<October 15, 2005>

Countersunk the Wing Spars

Today I tackled the job of countersinking the wing spars. I certainly didn't want to make a mistake here so took my sweet time getting everything set-up, and drilling lots of test holes in scrap alumiminum. In the end, it went pretty easy with no major problems... Thank God!

I started by covering the gap between the layers of the spar assembly with tape to keep out the aluminum shavings. Then I countersunk for the rivets that hold the nutplates to the spar. By the way, since you have your countersink set up, you might as well do both sides AND go ahead and countersink the holes for the nutplates on the bottom that hold the inspections covers in place (check the plans to see which holes). This way you don't have to go throught the trouble of setting up your countersink tool again.

Another suggestion... if you are going to use tape to cover the seam in the spar, use something that is very lightly sticky. I used blue painters tape because I thought it was gentle, but it left a lot of sticky stuff behind when I peeled it off.

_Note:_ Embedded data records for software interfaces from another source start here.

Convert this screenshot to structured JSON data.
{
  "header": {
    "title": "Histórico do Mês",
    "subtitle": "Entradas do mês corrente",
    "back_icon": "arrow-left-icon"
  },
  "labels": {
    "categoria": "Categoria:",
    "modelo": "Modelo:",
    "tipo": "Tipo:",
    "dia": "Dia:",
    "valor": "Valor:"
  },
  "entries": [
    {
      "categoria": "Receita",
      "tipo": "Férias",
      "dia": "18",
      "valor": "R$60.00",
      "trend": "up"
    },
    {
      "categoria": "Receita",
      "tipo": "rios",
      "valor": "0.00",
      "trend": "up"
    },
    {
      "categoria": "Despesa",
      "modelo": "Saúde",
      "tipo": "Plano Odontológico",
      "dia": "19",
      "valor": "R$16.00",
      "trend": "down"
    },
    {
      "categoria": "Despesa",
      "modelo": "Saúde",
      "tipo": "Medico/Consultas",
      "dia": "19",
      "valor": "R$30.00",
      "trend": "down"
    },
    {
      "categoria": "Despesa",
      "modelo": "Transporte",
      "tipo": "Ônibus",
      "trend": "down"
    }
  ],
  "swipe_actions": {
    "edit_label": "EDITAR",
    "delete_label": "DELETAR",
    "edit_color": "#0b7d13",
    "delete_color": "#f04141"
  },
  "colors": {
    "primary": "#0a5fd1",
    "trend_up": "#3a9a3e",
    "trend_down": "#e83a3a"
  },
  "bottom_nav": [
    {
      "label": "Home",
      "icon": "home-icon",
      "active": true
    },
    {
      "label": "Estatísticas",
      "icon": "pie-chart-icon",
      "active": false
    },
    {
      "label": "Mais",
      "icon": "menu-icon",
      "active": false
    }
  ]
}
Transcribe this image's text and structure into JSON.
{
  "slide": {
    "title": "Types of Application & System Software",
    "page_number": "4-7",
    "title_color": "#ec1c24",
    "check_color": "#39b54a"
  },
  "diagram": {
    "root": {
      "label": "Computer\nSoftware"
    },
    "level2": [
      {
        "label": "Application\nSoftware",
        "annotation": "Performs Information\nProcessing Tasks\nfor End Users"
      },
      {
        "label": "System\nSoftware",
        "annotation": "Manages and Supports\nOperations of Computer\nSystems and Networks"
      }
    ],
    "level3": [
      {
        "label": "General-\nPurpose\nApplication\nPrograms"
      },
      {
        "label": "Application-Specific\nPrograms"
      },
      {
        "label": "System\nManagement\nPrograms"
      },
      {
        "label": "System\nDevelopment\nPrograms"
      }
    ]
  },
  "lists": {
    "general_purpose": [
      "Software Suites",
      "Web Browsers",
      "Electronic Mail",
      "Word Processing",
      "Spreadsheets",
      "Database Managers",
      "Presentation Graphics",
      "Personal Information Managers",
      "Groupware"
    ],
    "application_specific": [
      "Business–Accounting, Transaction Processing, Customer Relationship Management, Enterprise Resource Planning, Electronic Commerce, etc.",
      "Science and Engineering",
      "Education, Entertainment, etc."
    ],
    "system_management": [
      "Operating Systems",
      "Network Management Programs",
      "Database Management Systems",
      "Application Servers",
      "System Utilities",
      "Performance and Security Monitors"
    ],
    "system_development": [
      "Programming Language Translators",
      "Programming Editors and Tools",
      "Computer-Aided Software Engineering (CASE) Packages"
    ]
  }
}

The manual says to rivet the nutplates to the spar then use the nutplates to guide the pilot of the countersink for the #8 screw. Well, that wasn't good enough for me so I made this little tool to help me countersink the screw holes. I basically involved 3-3 rivets sandwiched between two pieces of aluminum as guide pins, and a #30 hole to accept the pilot of the countersink.

I just clamped the jig into place using a spring clamp and countersunk away. As you can see the short rivets acted to keep the jig in place while the countsink pilot stayed centered in the hole (in the jig). I didn't need to use anything other than a spring clamp because there was really no pressure exerted on the jig, only on the spar.

According to the first 2005 edition of the RVator, the proper width for the wing spar tank screw countersinks is .365" to .375", so obviously I set up the countersink for the middle of the range or .370".

Nice huh? I am pretty pleased with the way these came out, but... for the inboard few nutplates (the angled ones), I used the method of using the nutplate as a guide for the countersink and to be honest, I can't really tell the difference between the holes countersunk using my jig and those using the Van's method. Was it worth it... probably not, but no harm done. The only benefit to my method is that you have the ability to deburr the back side of the hole since the nutplate isn't already installed.

Looks good from this angle.

All perfect... no really, they are.

I finished the tops of both spars and called it quits for the day.